» Assignment:
From the entries below, gather each line containing the word "Температура".

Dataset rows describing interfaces
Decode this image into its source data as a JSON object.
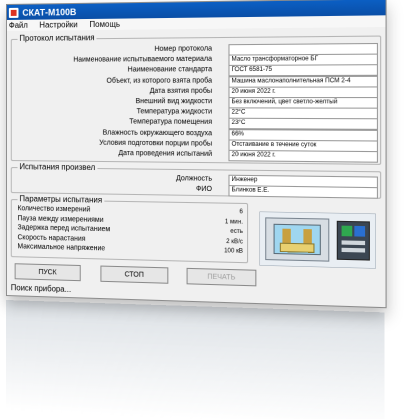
{
  "window": {
    "title": "СКАТ-М100В"
  },
  "menu": {
    "items": [
      "Файл",
      "Настройки",
      "Помощь"
    ]
  },
  "protocol_group": {
    "title": "Протокол испытания",
    "fields": [
      {
        "label": "Номер протокола",
        "value": ""
      },
      {
        "label": "Наименование испытываемого материала",
        "value": "Масло трансформаторное БГ"
      },
      {
        "label": "Наименование стандарта",
        "value": "ГОСТ 6581-75"
      },
      {
        "label": "Объект, из которого взята проба",
        "value": "Машина маслонаполнительная ПСМ 2-4"
      },
      {
        "label": "Дата взятия пробы",
        "value": "20 июня 2022 г."
      },
      {
        "label": "Внешний вид жидкости",
        "value": "Без включений, цвет светло-желтый"
      },
      {
        "label": "Температура жидкости",
        "value": "22°C"
      },
      {
        "label": "Температура помещения",
        "value": "23°C"
      },
      {
        "label": "Влажность окружающего воздуха",
        "value": "66%"
      },
      {
        "label": "Условия подготовки порции пробы",
        "value": "Отстаивание в течение суток"
      },
      {
        "label": "Дата проведения испытаний",
        "value": "20 июня 2022 г."
      }
    ]
  },
  "tests_group": {
    "title": "Испытания произвел",
    "position_label": "Должность",
    "position_value": "Инженер",
    "name_label": "ФИО",
    "name_value": "Блинков Е.Е."
  },
  "params_group": {
    "title": "Параметры испытания",
    "rows": [
      {
        "label": "Количество измерений",
        "value": "6"
      },
      {
        "label": "Пауза между измерениями",
        "value": "1 мин."
      },
      {
        "label": "Задержка перед испытанием",
        "value": "есть"
      },
      {
        "label": "Скорость нарастания",
        "value": "2 кВ/с"
      },
      {
        "label": "Максимальное напряжение",
        "value": "100 кВ"
      }
    ]
  },
  "buttons": {
    "start": "ПУСК",
    "stop": "СТОП",
    "print": "ПЕЧАТЬ"
  },
  "status": {
    "search": "Поиск прибора..."
  },
  "colors": {
    "titlebar": "#0b5fc4",
    "device_green": "#2fa84f",
    "device_blue": "#2a6fd0"
  }
}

» Problem solution:
        "label": "Температура жидкости",
        "label": "Температура помещения",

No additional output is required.